“This consultative, truth telling exercise and the CFC DO BETTER REPORT that has come from it puts Collingwood in possession of an opportunity to reshape its future as a leader in Australian sport.

“As the CFC DO BETTER REPORT says: now is the time for Collingwood to meet the moment.”

Background:

Distinguished Professor Larissa Behrendt:

A Eualeyai/Kamillaroi woman and Director of Research at the Jumbunna Institute of Indigenous Education and Research at the University of Technology, Sydney.

A barrister, researcher, writer and filmmaker, Professor Behrendt AO is a member of the Academy of Social Sciences of Australia and a founding member of the Australian Academy of Law. She chaired the federal government’s major review into Indigenous higher education in 2011.

Her written works range from Indigenous legal issues to fiction, for which she has won several awards. She is host of the Speaking Out program on the ABC and an award-winning documentary film director with a focus on telling the stories of Indigenous Australians.

In 2009, Professor Behrendt was named NAIDOC Person of the Year and in 2020 was awarded an Officer of the Order of Australia (AO) for her service to the law, Indigenous education and the arts.

The Collingwood Integrity Committee:

Peter Murphy (chair):

Founder of Pan Australia Group, Chair of Global Citizen and a trustee and Chair of the Collingwood Football Club Foundation. Co-chair House of Mandela Freedom project.

Jodie Sizer:

Jodie is a Djap Wurrung /Gunditjmara woman, and part of the Framlingham Community of South West Victoria. She is a Co-Founder and Co-CEO of PwC’s Indigenous Consulting (PIC).  

Jodie is the Chairperson of the Australian Institute for Aboriginal and Torres Strait Islander Studies, sits on the Board of Collingwood Football Club and the Ebony Institute.  She is a member of the Victorian Women’s Hall of Fame, noted as one of the AFR 100 women of influence and was the inaugural Dardi Indigenous Business Leadership Award recipient in Victoria. Jodie was named as Victorian Aboriginal Young Achiever in 2000, when she was working as an auditor at a big four accounting firm and has maintained a prominent role in the Indigenous space and across broader society.

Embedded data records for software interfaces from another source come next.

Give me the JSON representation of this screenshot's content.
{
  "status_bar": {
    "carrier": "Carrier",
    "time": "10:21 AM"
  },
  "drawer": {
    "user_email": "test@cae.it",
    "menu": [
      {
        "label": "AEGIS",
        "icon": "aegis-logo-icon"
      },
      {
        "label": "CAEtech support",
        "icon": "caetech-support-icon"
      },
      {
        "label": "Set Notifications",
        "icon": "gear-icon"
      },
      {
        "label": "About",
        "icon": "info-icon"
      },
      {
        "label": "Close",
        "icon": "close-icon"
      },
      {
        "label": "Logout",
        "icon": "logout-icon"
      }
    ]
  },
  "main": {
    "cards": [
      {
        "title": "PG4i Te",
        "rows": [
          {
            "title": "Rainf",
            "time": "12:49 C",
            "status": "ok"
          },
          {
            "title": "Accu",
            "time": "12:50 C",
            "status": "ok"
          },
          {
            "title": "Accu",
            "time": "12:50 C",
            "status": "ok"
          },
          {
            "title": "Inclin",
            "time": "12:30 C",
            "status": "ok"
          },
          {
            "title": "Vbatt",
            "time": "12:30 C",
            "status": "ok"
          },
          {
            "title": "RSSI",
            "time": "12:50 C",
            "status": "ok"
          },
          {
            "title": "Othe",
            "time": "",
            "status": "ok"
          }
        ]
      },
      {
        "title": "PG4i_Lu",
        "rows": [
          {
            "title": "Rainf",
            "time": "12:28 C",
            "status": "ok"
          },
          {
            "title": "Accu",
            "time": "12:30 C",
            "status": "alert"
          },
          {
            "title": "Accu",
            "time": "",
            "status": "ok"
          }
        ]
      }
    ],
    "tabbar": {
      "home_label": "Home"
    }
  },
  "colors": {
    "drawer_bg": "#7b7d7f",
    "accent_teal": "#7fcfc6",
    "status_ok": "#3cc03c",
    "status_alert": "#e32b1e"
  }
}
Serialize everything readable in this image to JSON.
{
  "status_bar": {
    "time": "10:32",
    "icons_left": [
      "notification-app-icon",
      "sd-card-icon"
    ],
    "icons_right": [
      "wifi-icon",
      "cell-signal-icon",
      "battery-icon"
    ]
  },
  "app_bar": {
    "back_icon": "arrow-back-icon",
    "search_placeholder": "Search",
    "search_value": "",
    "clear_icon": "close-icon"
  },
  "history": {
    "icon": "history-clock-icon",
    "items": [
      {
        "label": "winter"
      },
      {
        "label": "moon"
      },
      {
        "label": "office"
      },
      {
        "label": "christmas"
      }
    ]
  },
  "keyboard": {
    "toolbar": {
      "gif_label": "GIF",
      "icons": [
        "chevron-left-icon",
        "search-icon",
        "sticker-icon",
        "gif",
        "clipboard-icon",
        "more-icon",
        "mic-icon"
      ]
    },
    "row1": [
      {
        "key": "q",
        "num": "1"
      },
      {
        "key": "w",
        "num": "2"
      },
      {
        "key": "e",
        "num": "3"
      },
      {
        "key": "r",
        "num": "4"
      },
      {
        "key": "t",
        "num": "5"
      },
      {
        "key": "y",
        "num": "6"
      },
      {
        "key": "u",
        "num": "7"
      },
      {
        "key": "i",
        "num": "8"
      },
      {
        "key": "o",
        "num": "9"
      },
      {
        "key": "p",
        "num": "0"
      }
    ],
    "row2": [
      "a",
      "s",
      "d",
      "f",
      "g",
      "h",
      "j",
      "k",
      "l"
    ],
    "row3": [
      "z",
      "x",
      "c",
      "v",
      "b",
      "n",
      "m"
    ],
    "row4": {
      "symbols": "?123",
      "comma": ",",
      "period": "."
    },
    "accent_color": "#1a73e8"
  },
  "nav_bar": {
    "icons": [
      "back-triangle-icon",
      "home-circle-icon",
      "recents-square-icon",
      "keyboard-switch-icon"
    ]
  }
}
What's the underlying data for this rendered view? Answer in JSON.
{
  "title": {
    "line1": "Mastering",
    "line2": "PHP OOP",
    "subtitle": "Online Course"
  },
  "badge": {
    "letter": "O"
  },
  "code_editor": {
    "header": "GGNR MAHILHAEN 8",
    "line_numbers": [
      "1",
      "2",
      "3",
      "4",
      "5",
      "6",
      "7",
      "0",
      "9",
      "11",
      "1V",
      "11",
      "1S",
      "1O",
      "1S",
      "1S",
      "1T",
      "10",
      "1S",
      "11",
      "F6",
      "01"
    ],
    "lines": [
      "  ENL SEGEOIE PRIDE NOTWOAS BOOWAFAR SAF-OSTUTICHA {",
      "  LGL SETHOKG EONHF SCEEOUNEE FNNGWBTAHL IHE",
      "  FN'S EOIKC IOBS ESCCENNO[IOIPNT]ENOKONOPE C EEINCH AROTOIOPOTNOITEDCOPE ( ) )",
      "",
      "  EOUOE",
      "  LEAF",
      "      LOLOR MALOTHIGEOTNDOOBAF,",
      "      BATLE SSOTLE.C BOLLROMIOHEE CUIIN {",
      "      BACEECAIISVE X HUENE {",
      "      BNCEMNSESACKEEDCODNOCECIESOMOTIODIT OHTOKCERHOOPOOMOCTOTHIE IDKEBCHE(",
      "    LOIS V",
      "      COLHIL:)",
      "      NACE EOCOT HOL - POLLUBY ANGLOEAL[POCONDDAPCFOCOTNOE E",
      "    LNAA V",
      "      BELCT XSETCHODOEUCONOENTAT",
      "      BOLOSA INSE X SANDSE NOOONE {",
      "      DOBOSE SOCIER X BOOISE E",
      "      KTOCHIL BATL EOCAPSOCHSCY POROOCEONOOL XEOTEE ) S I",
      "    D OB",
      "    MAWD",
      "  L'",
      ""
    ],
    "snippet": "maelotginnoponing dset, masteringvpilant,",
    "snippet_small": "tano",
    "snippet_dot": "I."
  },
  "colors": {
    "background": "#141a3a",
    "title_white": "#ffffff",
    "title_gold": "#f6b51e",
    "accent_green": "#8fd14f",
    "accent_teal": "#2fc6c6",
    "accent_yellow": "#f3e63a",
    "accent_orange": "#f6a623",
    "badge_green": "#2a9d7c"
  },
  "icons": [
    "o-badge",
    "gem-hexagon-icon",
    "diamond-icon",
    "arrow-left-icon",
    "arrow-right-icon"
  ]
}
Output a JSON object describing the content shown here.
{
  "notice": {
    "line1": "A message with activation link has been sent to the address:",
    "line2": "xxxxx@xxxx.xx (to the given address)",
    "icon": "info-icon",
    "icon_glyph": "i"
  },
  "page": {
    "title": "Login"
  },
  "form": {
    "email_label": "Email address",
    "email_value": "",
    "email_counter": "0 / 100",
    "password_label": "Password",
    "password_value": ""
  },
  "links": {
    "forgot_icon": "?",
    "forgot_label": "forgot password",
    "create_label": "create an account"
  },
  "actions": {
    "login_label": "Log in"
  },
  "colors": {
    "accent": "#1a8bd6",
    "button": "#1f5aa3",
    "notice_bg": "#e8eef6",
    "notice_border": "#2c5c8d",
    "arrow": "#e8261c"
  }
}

Mark Anderson:

Collingwood FC chief executive officer. Formerly ceo of Swimming Australia and ceo of Hockey Australia.

Please follow the link to view the full report here.